To combat spiraling medical costs, some local governments in the Charlotte area are joining a national trend of dropping health-care coverage for employees’ spouses.
The latest action came Thursday, when the Lincolnton City Council eliminated coverage for all employee spouses.
“We were out of options,” City Manager Jeff Emory said. “I’ve been a city manager for 27 years, and (dealing with) the costs of health care is probably the biggest challenge I’ve ever faced.”
Hickory announced this year it was making that change, too, and expects to save about $500,000 annually.
Most local governments in the area still offer coverage to spouses, including the city of Charlotte and Mecklenburg, Cabarrus, Union and Lincoln counties. But Gaston and Iredell counties are dropping spouses who can get insurance at their own place of employment.
Some private sector companies, including UPS, also ended coverage for spouses eligible for insurance at their own job.

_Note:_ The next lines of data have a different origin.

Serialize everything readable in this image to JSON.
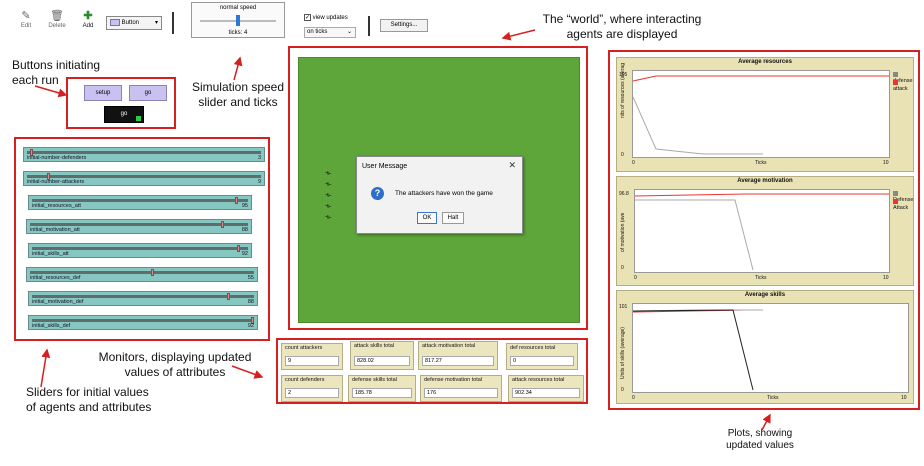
{
  "toolbar": {
    "edit": "Edit",
    "delete": "Delete",
    "add": "Add",
    "widget_select": "Button",
    "speed_label": "normal speed",
    "ticks": "ticks: 4",
    "view_updates": "view updates",
    "update_mode": "on ticks",
    "settings": "Settings..."
  },
  "buttons": {
    "setup": "setup",
    "go": "go",
    "go_forever": "go"
  },
  "sliders": [
    {
      "name": "initial-number-defenders",
      "value": "3",
      "fraction": 0.02
    },
    {
      "name": "initial-number-attackers",
      "value": "9",
      "fraction": 0.09
    },
    {
      "name": "initial_resources_att",
      "value": "95",
      "fraction": 0.95
    },
    {
      "name": "initial_motivation_att",
      "value": "88",
      "fraction": 0.88
    },
    {
      "name": "initial_skills_att",
      "value": "92",
      "fraction": 0.92
    },
    {
      "name": "initial_resources_def",
      "value": "55",
      "fraction": 0.55
    },
    {
      "name": "initial_motivation_def",
      "value": "88",
      "fraction": 0.88
    },
    {
      "name": "initial_skills_def",
      "value": "92",
      "fraction": 0.92
    }
  ],
  "monitors": [
    {
      "label": "count attackers",
      "value": "9"
    },
    {
      "label": "attack skills total",
      "value": "828.02"
    },
    {
      "label": "attack motivation total",
      "value": "817.27"
    },
    {
      "label": "def resources total",
      "value": "0"
    },
    {
      "label": "count defenders",
      "value": "2"
    },
    {
      "label": "defense skills total",
      "value": "185.78"
    },
    {
      "label": "defense motivation total",
      "value": "176"
    },
    {
      "label": "attack resources total",
      "value": "902.34"
    }
  ],
  "dialog": {
    "title": "User Message",
    "message": "The attackers have won the game",
    "ok": "OK",
    "halt": "Halt"
  },
  "plots": {
    "resources": {
      "title": "Average resources",
      "ylabel": "nits of resources (averag",
      "xlabel": "Ticks",
      "ymax": "105",
      "ymin": "0",
      "xmin": "0",
      "xmax": "10",
      "legend": [
        "defense",
        "attack"
      ]
    },
    "motivation": {
      "title": "Average motivation",
      "ylabel": "of motivation (ave",
      "xlabel": "Ticks",
      "ymax": "96.8",
      "ymin": "0",
      "xmin": "0",
      "xmax": "10",
      "legend": [
        "Defense",
        "Attack"
      ]
    },
    "skills": {
      "title": "Average skills",
      "ylabel": "Units of skills (average)",
      "xlabel": "Ticks",
      "ymax": "101",
      "ymin": "0",
      "xmin": "0",
      "xmax": "10"
    }
  },
  "annotations": {
    "world": "The “world”, where interacting\nagents are displayed",
    "buttons": "Buttons initiating\neach run",
    "speed": "Simulation speed\nslider and ticks",
    "monitors": "Monitors, displaying updated\nvalues of attributes",
    "sliders": "Sliders for initial values\nof agents and attributes",
    "plots": "Plots, showing\nupdated values"
  },
  "colors": {
    "world": "#5ea63a",
    "annot_red": "#d62020",
    "slider": "#86c7c1",
    "monitor": "#ece6bf",
    "plot_bg": "#e8e2b4",
    "button": "#c9c1ef"
  }
}
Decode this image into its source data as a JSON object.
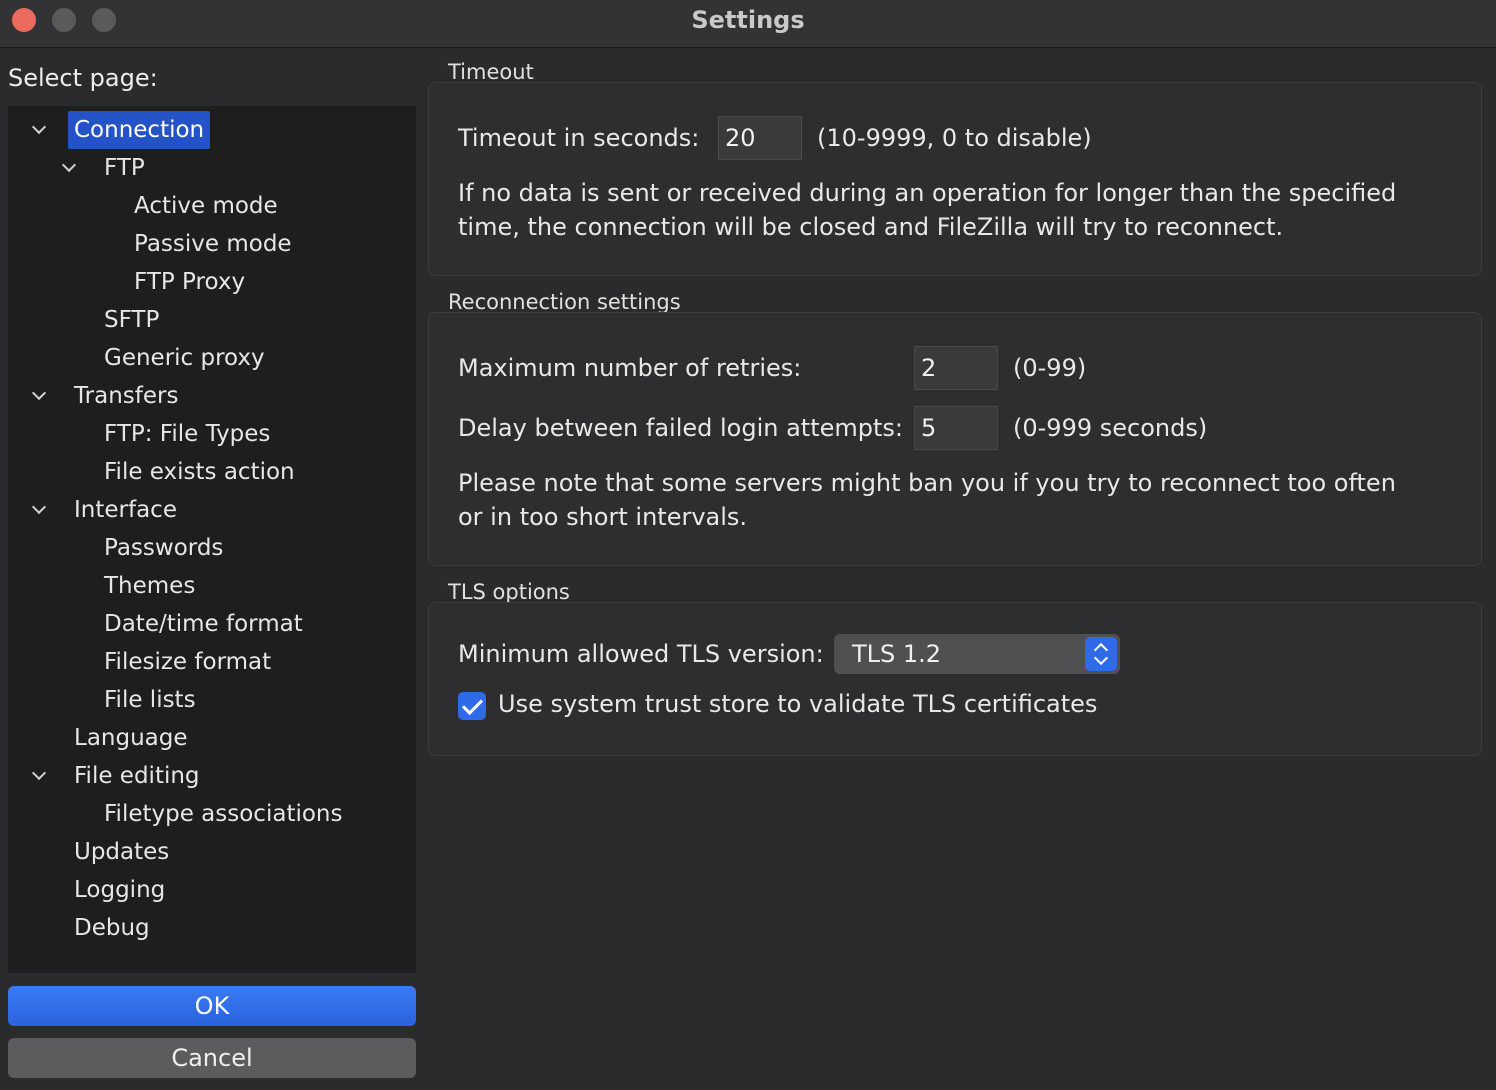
{
  "window": {
    "title": "Settings"
  },
  "sidebar": {
    "label": "Select page:",
    "items": [
      {
        "label": "Connection",
        "level": 0,
        "expanded": true,
        "selected": true
      },
      {
        "label": "FTP",
        "level": 1,
        "expanded": true
      },
      {
        "label": "Active mode",
        "level": 2
      },
      {
        "label": "Passive mode",
        "level": 2
      },
      {
        "label": "FTP Proxy",
        "level": 2
      },
      {
        "label": "SFTP",
        "level": 1
      },
      {
        "label": "Generic proxy",
        "level": 1
      },
      {
        "label": "Transfers",
        "level": 0,
        "expanded": true
      },
      {
        "label": "FTP: File Types",
        "level": 1
      },
      {
        "label": "File exists action",
        "level": 1
      },
      {
        "label": "Interface",
        "level": 0,
        "expanded": true
      },
      {
        "label": "Passwords",
        "level": 1
      },
      {
        "label": "Themes",
        "level": 1
      },
      {
        "label": "Date/time format",
        "level": 1
      },
      {
        "label": "Filesize format",
        "level": 1
      },
      {
        "label": "File lists",
        "level": 1
      },
      {
        "label": "Language",
        "level": 0
      },
      {
        "label": "File editing",
        "level": 0,
        "expanded": true
      },
      {
        "label": "Filetype associations",
        "level": 1
      },
      {
        "label": "Updates",
        "level": 0
      },
      {
        "label": "Logging",
        "level": 0
      },
      {
        "label": "Debug",
        "level": 0
      }
    ]
  },
  "buttons": {
    "ok": "OK",
    "cancel": "Cancel"
  },
  "timeout": {
    "title": "Timeout",
    "label": "Timeout in seconds:",
    "value": "20",
    "range": "(10-9999, 0 to disable)",
    "description": "If no data is sent or received during an operation for longer than the specified time, the connection will be closed and FileZilla will try to reconnect."
  },
  "reconnection": {
    "title": "Reconnection settings",
    "retries_label": "Maximum number of retries:",
    "retries_value": "2",
    "retries_range": "(0-99)",
    "delay_label": "Delay between failed login attempts:",
    "delay_value": "5",
    "delay_range": "(0-999 seconds)",
    "note": "Please note that some servers might ban you if you try to reconnect too often or in too short intervals."
  },
  "tls": {
    "title": "TLS options",
    "min_version_label": "Minimum allowed TLS version:",
    "min_version_value": "TLS 1.2",
    "trust_store_label": "Use system trust store to validate TLS certificates",
    "trust_store_checked": true
  },
  "colors": {
    "accent": "#2f6ae8",
    "selection": "#2452c7",
    "close_button": "#ec6a5e"
  }
}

In 2013, the Kroger grocery chain ended benefits for all worker spouses in Indiana.
But local governments aren’t simply following the lead of private businesses, said Dr. Adam Zolotor, president and CEO of the North Carolina Institute of Medicine, an independent, quasi-state agency.
Rather, they have been cash-strapped for several years and need to find ways to reduce costs, Zolotor said. He is not surprised that spouses are being used to contain costs because they now can seek coverage in the health care marketplace through the Affordable Care Act.
That trend is likely to grow in the coming years for the public and private sector alike, said Gary Claxton, vice president at the Kaiser Family Foundation, a nonprofit that provides information on health issues. Nine percent of firms it surveyed last year that offer benefits to dependents do not allow spouses coverage if they are eligible to receive it from another source.
A changing landscape
And while the national GOP still views the Affordable Care Act with great disdain, a pair of Republican-controlled cities are leading the way in the region for employee spouses to move onto that plan.
Last year, Lincolnton ended coverage for employee spouses eligible for health care at their own place of employment. The city saved $422,000 a year.
But it faced a 30 percent increase in premiums for the fiscal year starting July 1, said Emory, the city manager. So he proposed ending coverage for all spouses as of Jan. 1, which saves another $393,000 a year.
That helped offset the premium increase, city Finance Director Steve Zickefoose said, and prevented the need to raise taxes.
Some 35 of 152 employees have spouses who need to leave the plan. For the most part, employees were understanding about the need for the change, Emory said, and realize what the city is up against.
Lincolnton pays all premiums for employees, costs that typically come out of bi-weekly paychecks.
Had spouses remained on the plan in the new fiscal year, those employees would have had to cover all of the spouse’s premiums, which Zickefoose estimated to be about $800 a month.
Spouses should be able to beat that rate on the federal marketplace, he said, especially if they are eligible for subsidies. Based on his own research, Zickefoose said, he found comparable plans on the open marketplace for spouses that were substantially lower than the city plan.
In Hickory, officials felt it would be cost effective for the city as well as employees to drop spouses from the health care plan. The city was staring at another year of a 34 percent increase in premiums.
“It got to the point where it doesn’t make sense for us as an employer to offer insurance for a nonemployee,” City Manager Mick Berry said.
So Hickory is making a pair of moves. As of May 1, new employees were not offered spousal coverage. And starting July 1, 2016, the city will drop all spouses. The combined savings is about $500,000 a year.
The city’s benefits broker will help employees find coverage for their spouses in the marketplace, and officials expect that coverage will be for less money than the city would have to charge.
“The Affordable Care Act changed the whole landscape,” Berry said.
Announcing the move a year ahead of time gives employees time to adjust, he said. Out of 654 employees, 41 are affected by the change.
‘Not going away’
Last July, Iredell County ended coverage for about 40 spouses eligible for health care coverage at their own jobs. The county has about 870 employees on its health insurance plan.
The county saved about $18,000 a year in premiums it had subsidized for the spouses, and it expects to see a significant reduction in costs associated with spouses’ claims, Human Resources Director Sandra Gregory said.
But Iredell still had an 18 percent increase in its premiums this fiscal year. The county is not facing an increase in the upcoming fiscal year, however, and is not considering ending all spousal coverage at this time, Gregory said.
Gaston County is ending coverage in October for spouses who have insurance where they work, and it will save about $500,000 a year, human resources director Pam Overcash said. The county made the change reluctantly, knowing it would cause a disruption for some employees, she said.
The savings will help reduce the 10 percent rise in health care costs in the new fiscal year, as will a modest premium increase.
“This problem is not going away,” Overcash said. “It’s what everyone is going through.”